And if you're going to have a discussion with questions, criticism, new ideas, and explanations being exchanged, then that is just as if you were having a genuinely open-ended discussion where the final answer isn't a foregone conclusion. So as one final step, the parent should himself have an open minded, and it should really be a truth seeking discussion, instead of a "how to make the child listen to the idea I already KNOW is right" discussion. If your idea is right, it will be the conclusion of a truth seeking discussion anyway, so you don't have anything to lose.
A theme of TCS is to have discussions where you try to learn something (about what is true, rather than just sticking to the ideas you already have), and find a way of proceeding that everyone is happy with (or content with, the point is no one is distressed or suffering or hates it). But what if your child doesn't speak English yet? Or doesn't want to sit still and talk for an hour?
I only use the word 'discussion' because I don't know a better one. The important thing is there be communication with certain qualities. It can be spread into lots of little pieces with no long sessions, that's fine. If it's not in English, that's fine too, just try to express things (like options the child has) and try to understand things the child communicates (like whether he likes or dislikes something) and keep an open mind (if you expect your child to like something, but he hates it, then your prediction was mistaken and you need to change your mind about what your child's preferences are). So young children who don't have long, English discussions are no problem.
The 'discussion' (communication) does need to have certain properties. It needs to be rational. That means if either side has a mistaken idea it could be corrected. It means ideas are treated as having a degree of uncertainty. It means never relying on authority in place of using your own judgment and understanding, and especially not expecting your child to submit to authority against his better judgment. The communication needs to facilitate voluntary interaction. That means if a child should do something, you don't force him to do it, you help him understand why it's right. If something is morally right, and you don't help a child see that for himself, then you are doing him a great disservice. And if you force him to do it while he thinks its wrong, you are making him act in a way he considers wrong so he loses respect for right and wrong, and also for you. Principles like these work just as well with young children as older children, and also work with adults.
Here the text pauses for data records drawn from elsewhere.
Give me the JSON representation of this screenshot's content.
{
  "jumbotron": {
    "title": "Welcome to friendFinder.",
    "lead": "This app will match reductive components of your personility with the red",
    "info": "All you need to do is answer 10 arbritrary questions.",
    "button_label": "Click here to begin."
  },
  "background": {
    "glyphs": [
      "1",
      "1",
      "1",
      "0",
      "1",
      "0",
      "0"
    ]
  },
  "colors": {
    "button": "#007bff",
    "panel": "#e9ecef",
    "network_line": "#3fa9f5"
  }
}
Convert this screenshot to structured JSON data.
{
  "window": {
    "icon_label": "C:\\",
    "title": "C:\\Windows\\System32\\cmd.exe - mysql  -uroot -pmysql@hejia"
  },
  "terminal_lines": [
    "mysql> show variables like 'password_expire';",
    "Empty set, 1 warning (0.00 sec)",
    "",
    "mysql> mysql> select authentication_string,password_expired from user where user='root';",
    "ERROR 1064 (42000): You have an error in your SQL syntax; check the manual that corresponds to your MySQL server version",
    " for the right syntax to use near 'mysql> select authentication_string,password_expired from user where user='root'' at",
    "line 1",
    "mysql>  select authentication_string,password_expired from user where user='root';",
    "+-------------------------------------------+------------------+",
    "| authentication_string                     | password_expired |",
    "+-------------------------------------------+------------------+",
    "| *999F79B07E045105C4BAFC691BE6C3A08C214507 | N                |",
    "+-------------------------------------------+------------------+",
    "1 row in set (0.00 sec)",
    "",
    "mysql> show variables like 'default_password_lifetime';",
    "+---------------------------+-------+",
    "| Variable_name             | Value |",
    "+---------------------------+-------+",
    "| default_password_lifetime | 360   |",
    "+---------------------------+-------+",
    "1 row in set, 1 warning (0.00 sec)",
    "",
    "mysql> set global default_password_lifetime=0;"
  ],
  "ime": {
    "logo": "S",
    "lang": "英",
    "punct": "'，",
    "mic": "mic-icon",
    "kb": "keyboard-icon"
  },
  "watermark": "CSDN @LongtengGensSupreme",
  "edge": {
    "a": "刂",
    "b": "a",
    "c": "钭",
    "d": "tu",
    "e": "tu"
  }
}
Forcing adults to do things is bad too, and with adults too if something is right to do (like being kind to one's children) then it's very important he understand that for himself, and not do it just because someone commanded him to.